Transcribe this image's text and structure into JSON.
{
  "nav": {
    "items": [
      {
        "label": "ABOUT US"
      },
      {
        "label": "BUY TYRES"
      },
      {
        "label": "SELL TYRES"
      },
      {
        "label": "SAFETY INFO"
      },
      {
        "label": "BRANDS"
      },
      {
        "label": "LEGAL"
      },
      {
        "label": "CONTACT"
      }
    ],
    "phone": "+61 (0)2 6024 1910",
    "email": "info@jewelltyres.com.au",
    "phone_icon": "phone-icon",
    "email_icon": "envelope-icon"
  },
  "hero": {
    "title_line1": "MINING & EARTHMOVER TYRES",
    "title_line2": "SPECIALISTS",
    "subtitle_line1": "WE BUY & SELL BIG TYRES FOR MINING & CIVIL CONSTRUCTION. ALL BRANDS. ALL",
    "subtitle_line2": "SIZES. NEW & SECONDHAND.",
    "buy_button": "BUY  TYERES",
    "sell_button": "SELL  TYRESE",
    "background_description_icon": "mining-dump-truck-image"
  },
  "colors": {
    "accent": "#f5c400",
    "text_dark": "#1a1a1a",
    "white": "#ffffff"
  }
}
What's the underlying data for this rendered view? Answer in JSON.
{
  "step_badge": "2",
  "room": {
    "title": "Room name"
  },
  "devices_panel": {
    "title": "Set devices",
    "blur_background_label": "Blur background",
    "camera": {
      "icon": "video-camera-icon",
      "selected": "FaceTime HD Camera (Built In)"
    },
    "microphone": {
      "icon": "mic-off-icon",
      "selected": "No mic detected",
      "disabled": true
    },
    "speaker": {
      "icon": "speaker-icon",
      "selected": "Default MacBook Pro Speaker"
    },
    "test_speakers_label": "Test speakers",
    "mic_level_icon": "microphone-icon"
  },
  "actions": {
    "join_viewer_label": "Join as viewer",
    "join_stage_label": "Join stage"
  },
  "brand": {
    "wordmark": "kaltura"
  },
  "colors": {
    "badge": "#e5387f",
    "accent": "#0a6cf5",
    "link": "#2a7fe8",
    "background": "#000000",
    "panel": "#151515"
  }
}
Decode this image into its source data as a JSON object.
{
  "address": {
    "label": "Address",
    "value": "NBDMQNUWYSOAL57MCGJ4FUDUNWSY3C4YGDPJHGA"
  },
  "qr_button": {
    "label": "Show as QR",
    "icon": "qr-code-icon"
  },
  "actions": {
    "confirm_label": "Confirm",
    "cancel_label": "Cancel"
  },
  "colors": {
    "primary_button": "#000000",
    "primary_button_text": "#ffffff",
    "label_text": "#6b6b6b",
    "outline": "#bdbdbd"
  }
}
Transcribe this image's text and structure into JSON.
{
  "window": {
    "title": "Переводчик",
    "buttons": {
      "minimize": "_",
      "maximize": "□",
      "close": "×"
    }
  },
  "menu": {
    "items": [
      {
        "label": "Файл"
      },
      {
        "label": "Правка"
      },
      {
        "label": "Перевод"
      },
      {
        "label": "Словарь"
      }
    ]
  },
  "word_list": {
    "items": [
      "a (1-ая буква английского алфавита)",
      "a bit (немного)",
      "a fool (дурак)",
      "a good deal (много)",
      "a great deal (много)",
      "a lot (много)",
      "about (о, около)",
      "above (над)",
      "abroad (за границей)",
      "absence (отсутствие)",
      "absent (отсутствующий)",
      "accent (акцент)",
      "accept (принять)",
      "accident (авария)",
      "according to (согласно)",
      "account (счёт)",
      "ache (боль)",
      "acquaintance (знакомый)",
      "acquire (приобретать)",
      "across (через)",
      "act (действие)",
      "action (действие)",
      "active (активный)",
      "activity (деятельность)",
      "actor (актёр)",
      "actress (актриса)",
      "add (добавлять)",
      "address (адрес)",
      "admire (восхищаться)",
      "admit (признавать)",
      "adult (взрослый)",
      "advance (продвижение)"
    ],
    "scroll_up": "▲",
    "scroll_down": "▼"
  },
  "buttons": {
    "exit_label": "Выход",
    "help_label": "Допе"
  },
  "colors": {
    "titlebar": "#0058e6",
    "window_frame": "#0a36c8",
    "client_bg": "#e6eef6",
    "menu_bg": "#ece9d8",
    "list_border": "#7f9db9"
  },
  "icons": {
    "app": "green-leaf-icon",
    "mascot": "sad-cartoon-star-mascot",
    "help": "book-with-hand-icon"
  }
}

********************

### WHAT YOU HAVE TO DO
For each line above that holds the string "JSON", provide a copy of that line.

### YOUR SOLUTION
Transcribe this image's text and structure into JSON.
What's the underlying data for this rendered view? Answer in JSON.
Decode this image into its source data as a JSON object.
Transcribe this image's text and structure into JSON.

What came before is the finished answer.